GOAL OF THE EXERCISE ->
Only the lines holding the word "Current" are wanted; copy each of them from the listing.

THE DATA ->

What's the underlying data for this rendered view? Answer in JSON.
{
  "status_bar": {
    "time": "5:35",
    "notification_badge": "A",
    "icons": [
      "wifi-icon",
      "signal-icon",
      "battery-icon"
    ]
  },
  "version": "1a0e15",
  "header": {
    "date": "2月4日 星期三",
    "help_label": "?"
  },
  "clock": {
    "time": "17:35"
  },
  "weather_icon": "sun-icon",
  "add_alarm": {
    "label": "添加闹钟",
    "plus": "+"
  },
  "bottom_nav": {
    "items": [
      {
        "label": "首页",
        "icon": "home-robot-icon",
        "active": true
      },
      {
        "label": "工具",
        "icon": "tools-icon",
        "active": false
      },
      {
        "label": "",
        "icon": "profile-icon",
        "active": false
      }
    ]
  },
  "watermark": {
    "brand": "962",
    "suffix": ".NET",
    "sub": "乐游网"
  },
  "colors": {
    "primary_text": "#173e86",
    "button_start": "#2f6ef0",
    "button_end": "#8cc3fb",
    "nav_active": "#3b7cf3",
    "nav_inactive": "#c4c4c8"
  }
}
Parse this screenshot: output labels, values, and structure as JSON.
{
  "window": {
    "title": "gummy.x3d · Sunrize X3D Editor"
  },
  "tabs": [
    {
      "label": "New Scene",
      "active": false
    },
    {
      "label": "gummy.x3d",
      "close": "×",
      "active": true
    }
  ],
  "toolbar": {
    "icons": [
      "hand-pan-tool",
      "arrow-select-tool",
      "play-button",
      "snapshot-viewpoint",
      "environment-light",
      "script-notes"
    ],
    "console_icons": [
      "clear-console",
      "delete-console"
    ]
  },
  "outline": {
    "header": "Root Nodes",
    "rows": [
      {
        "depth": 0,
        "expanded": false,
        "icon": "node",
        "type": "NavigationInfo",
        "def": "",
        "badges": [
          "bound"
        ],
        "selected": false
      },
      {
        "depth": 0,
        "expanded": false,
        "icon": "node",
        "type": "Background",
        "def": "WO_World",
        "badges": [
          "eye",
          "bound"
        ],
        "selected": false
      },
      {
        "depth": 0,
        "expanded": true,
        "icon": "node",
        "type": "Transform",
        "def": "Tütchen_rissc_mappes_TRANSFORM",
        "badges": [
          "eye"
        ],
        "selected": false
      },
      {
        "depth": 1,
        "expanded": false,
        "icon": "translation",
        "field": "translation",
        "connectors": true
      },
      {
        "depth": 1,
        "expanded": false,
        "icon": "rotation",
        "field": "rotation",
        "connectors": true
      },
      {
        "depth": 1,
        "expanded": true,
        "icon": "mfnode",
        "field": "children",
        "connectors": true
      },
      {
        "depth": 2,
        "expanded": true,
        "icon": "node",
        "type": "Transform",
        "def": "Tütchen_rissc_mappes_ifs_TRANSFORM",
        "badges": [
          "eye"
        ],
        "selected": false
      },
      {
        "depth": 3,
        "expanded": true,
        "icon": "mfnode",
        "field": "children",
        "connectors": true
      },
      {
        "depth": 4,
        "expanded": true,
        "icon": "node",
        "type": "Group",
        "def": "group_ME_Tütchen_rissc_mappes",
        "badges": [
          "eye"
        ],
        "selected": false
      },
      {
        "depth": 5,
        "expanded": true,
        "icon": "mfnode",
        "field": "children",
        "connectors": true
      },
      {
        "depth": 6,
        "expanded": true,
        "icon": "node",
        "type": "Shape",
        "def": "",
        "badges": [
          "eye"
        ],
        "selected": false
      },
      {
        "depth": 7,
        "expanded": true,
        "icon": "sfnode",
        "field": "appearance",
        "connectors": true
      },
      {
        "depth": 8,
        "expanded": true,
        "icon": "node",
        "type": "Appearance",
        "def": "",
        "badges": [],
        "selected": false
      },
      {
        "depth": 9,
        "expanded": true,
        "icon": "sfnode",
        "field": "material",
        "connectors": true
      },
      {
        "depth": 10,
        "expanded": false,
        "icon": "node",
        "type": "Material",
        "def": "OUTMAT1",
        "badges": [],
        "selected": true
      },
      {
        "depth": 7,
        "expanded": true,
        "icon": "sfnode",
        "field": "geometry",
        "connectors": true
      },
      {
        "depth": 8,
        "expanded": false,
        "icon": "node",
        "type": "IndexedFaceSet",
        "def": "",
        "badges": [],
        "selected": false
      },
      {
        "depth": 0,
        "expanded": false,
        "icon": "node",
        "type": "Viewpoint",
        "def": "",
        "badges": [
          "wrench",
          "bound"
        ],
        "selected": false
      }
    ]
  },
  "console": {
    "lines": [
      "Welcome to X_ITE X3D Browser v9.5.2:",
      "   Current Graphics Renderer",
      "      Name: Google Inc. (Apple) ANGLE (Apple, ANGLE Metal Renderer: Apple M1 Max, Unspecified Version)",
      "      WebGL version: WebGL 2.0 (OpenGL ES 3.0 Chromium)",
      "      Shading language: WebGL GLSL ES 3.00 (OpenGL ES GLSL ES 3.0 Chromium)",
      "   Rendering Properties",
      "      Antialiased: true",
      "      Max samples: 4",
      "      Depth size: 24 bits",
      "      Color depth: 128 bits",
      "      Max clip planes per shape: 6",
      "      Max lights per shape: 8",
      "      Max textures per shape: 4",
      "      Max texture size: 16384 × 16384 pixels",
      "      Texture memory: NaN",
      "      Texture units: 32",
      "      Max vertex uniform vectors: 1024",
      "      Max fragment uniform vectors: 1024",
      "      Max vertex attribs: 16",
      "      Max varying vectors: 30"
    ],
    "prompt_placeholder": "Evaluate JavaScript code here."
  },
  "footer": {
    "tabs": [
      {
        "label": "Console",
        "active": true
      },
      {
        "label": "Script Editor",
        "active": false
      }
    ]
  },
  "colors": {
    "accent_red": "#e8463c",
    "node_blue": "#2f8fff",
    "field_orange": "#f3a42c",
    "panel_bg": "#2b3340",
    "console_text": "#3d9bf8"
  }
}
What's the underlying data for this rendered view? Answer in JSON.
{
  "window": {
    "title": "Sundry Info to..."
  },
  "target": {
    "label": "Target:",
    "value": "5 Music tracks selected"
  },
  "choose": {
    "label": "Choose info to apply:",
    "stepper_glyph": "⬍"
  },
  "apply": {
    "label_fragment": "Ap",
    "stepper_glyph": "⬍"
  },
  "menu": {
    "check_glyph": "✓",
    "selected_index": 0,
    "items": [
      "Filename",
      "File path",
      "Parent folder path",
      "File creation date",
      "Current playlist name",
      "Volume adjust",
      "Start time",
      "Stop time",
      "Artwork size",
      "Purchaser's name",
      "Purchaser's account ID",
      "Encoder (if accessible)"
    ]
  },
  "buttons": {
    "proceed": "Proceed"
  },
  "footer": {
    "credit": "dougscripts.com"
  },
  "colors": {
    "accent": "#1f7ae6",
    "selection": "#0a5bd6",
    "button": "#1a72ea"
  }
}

RESULT FOR THIS EXERCISE ->
      "   Current Graphics Renderer",
      "Current playlist name",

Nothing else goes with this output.